Loving high school isn't saying, by the way, that it was perfect. I had a mad crush on a guy a year ahead of me, and he never DID ask me out, although I know he liked me. (I will now try very hard not to relive this memory.) I wasn't in any cliques, in part because I'm not a fan of cliques (which my YA books will corroborate), so I didn't hang out with huge groups of people, but I think I got along with almost everyone. I was a big athlete in a time where it wasn't yet common for girls to be, but no one ever gave me any grief about it. I was a closet geek (if it's even possible to keep that completely in the closet), even though my favorite classes were Spanish and Phy Ed.
(In Wisconsin and Minnesota, yes, it's called Phy (rhymes with "shy") Ed, so TRY not to tell me I'm wrong, thankyouverymuch. In my YA books, I've settled on calling it P.E. or gym class, because wild horses couldn't make me pretend that "Phys Ed" is correct. Work through it! Love you! Thanks!)
In high school I mostly hung out with four other girls, but mainly one of them (hi Sue!), when I wasn't playing sports. In my most recent women's fiction novel, Seemingly Perfect, I recreated a five-girl posse mostly unlike my own but a sort of homage to it. None of those girls played sports, which was also true of most of my closest women friends in college and law school. I also wasn't yet into music, which seems crazy now, but I seriously spent most of my time playing sports. Sports are still my greatest joy, although music now ranks way up there.
So how do I write about high school in my YA novels? To be honest?

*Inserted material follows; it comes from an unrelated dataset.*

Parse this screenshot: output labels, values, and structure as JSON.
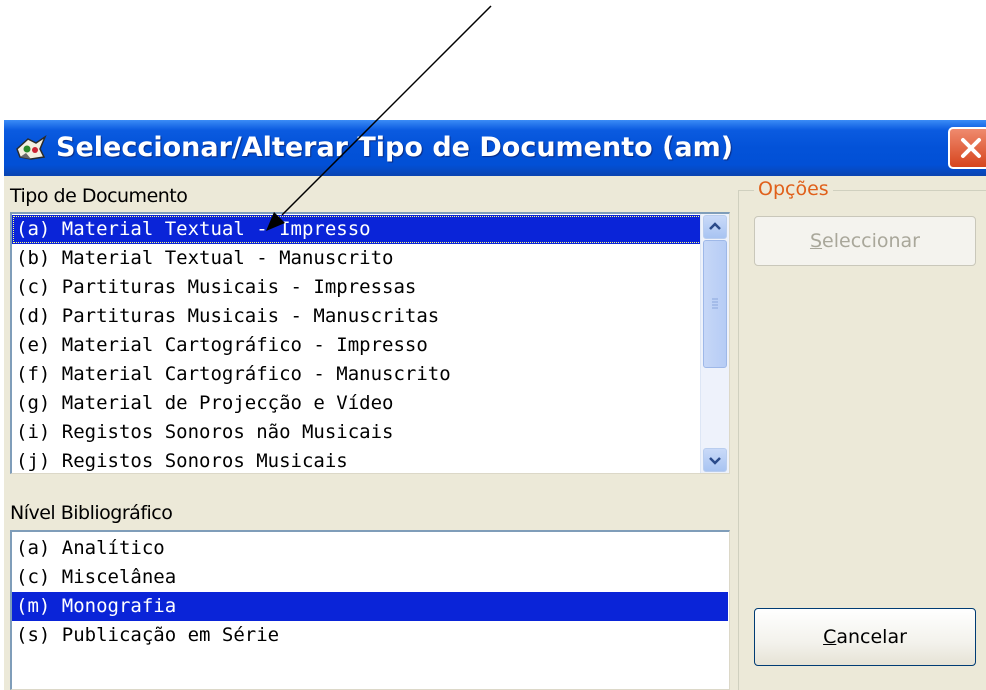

Although I no longer replay my high school life, it's still right there inside of me. I still feel as if I'm 17. (Although my knees disagree.) And when I'm actively writing a YA novel, I am 17. I am the heroine. To make it even easier for me, my heroines are almost always major athletes, and they're kinda shy around the guys they have a crush on. (I got over almost all traces of shyness at some point in law school, but HOO BOY was I shy in high school ... except on a sports field or court or with my posse.)

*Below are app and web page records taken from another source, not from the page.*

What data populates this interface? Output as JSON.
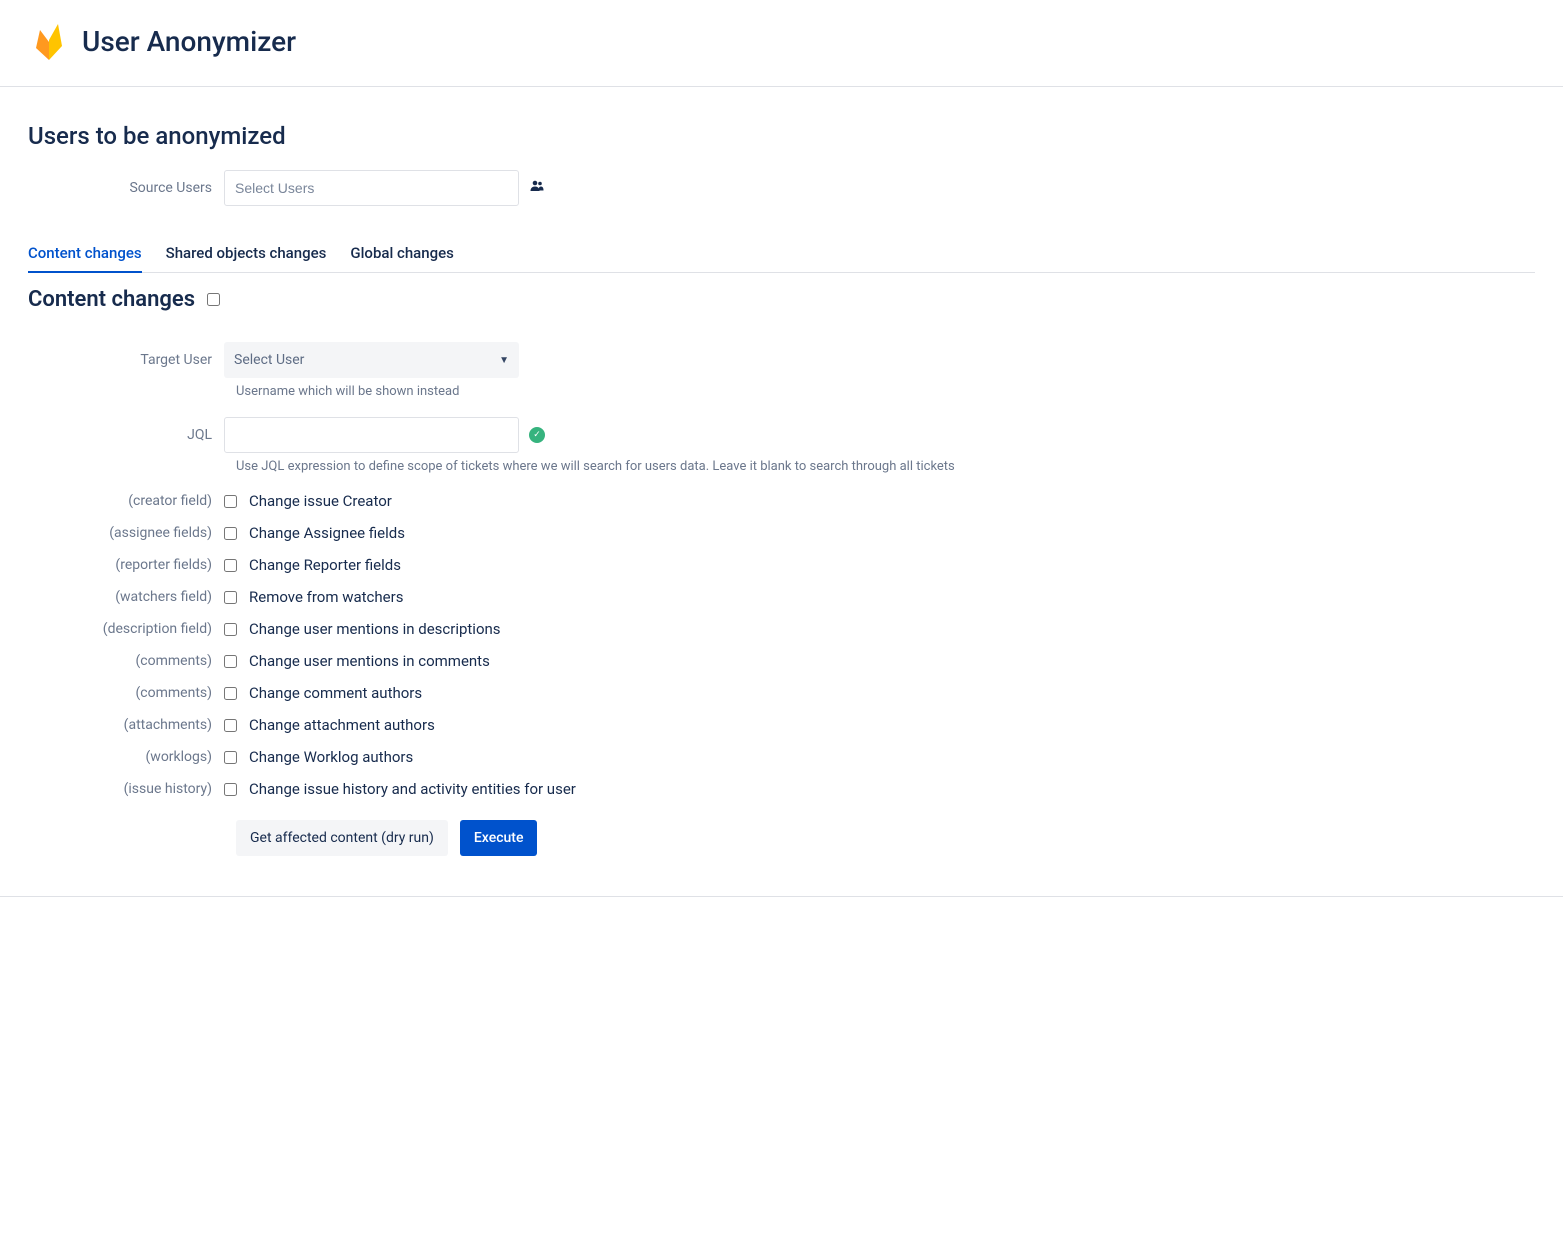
{
  "header": {
    "title": "User Anonymizer"
  },
  "section": {
    "title": "Users to be anonymized",
    "source_users": {
      "label": "Source Users",
      "placeholder": "Select Users"
    }
  },
  "tabs": [
    {
      "label": "Content changes",
      "active": true
    },
    {
      "label": "Shared objects changes",
      "active": false
    },
    {
      "label": "Global changes",
      "active": false
    }
  ],
  "content": {
    "title": "Content changes",
    "target_user": {
      "label": "Target User",
      "placeholder": "Select User",
      "helper": "Username which will be shown instead"
    },
    "jql": {
      "label": "JQL",
      "helper": "Use JQL expression to define scope of tickets where we will search for users data. Leave it blank to search through all tickets"
    },
    "options": [
      {
        "field": "(creator field)",
        "label": "Change issue Creator"
      },
      {
        "field": "(assignee fields)",
        "label": "Change Assignee fields"
      },
      {
        "field": "(reporter fields)",
        "label": "Change Reporter fields"
      },
      {
        "field": "(watchers field)",
        "label": "Remove from watchers"
      },
      {
        "field": "(description field)",
        "label": "Change user mentions in descriptions"
      },
      {
        "field": "(comments)",
        "label": "Change user mentions in comments"
      },
      {
        "field": "(comments)",
        "label": "Change comment authors"
      },
      {
        "field": "(attachments)",
        "label": "Change attachment authors"
      },
      {
        "field": "(worklogs)",
        "label": "Change Worklog authors"
      },
      {
        "field": "(issue history)",
        "label": "Change issue history and activity entities for user"
      }
    ],
    "buttons": {
      "dry_run": "Get affected content (dry run)",
      "execute": "Execute"
    }
  }
}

I simply remember all the FEELINGS. Exactly how I felt, and what I did about it, and even how I would've spoken. Sure, the language has changed over the years. Like, "totally" wasn't a word I remember using in high school, although I vividly remember using it on a law school paper, which prompted my teacher to circle it in red ink and write "Valley Girl! Try again!" But my own kids are now in their early 20s, so I'm used to how they talk. Because of my YA novels, I probably talk more "teenage" than they do.
I'm currently working on a YA series, not yet sold, about a high school for psychics, and the heroine is a major athlete. A friend told me at the outset that I should just write a novel about, basically, myself. My husband laughed when he read the first manuscript in the series and said he couldn't tell where my heroine Becca started and I ended, or vice versa.

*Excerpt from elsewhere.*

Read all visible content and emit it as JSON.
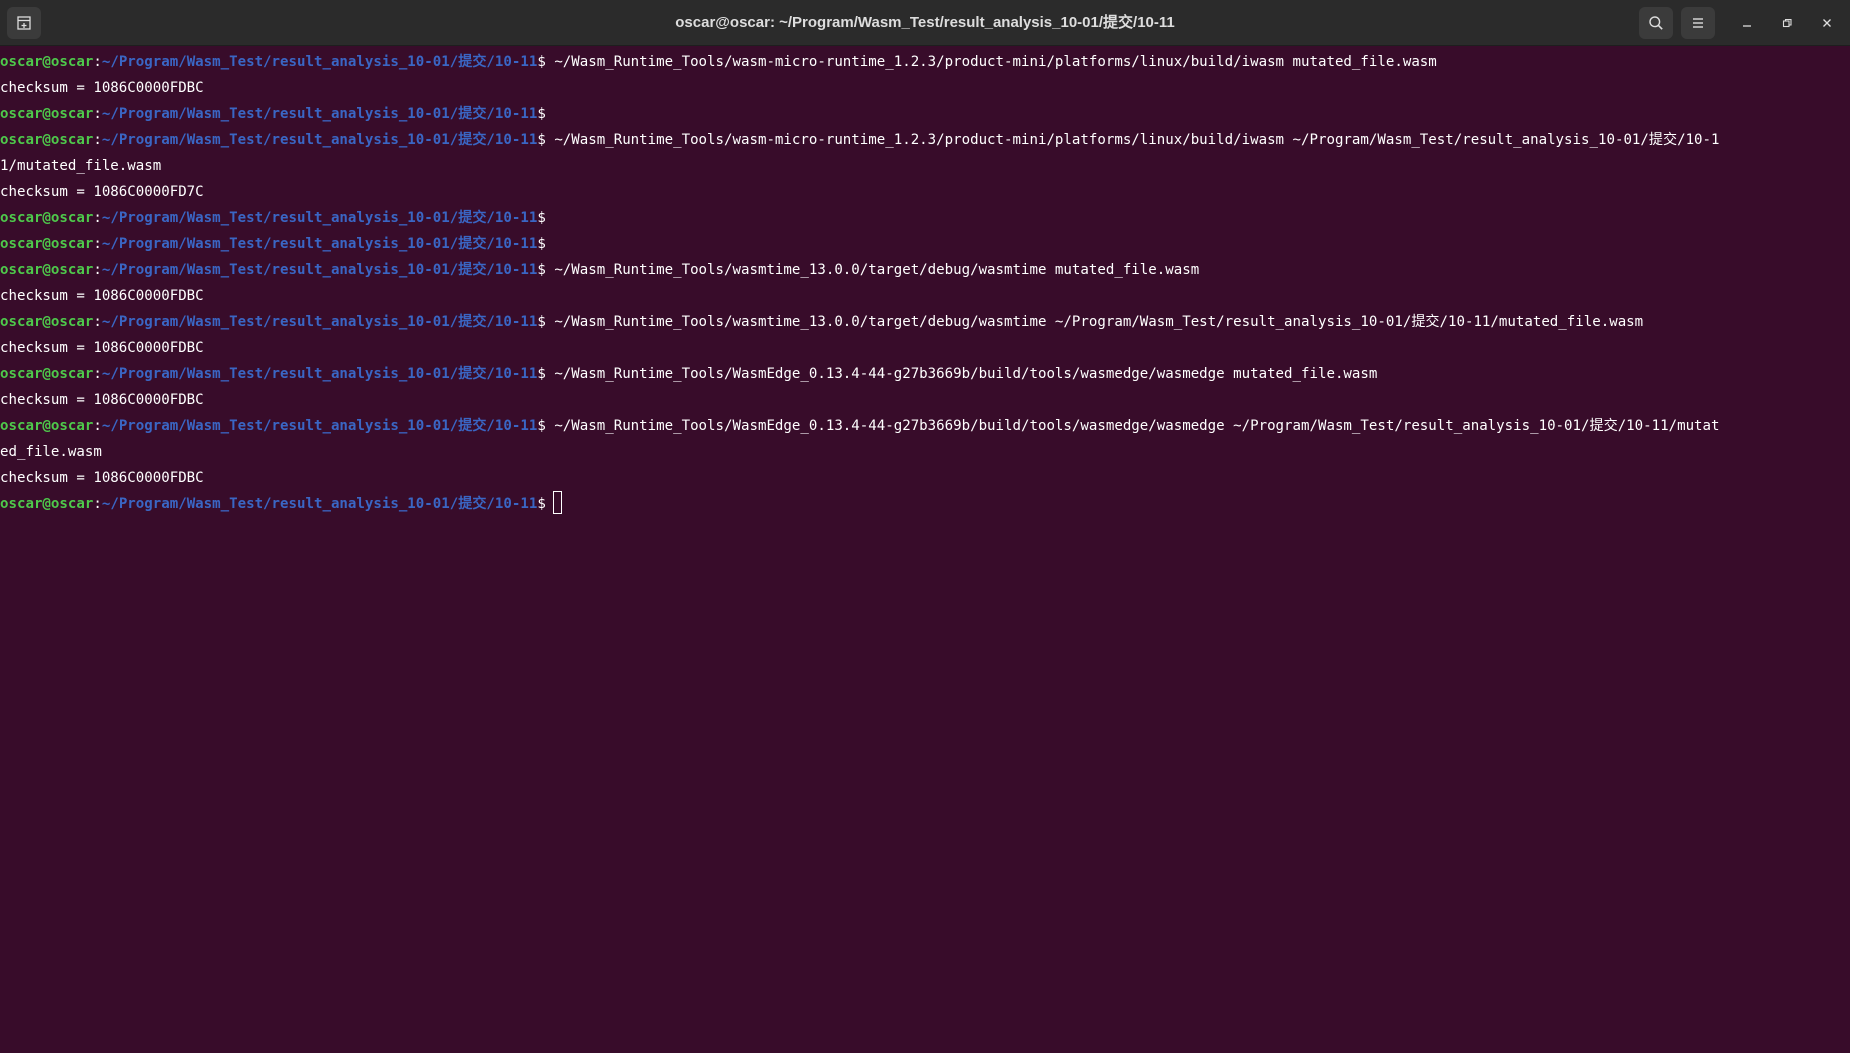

Mary Strand is the author of Pride, Prejudice, and Push-Up Bras and three other novels in the Bennet Sisters YA series. You can find out more about her at marystrand.com.
Those memories are always fresh, aren't they?ReplyDelete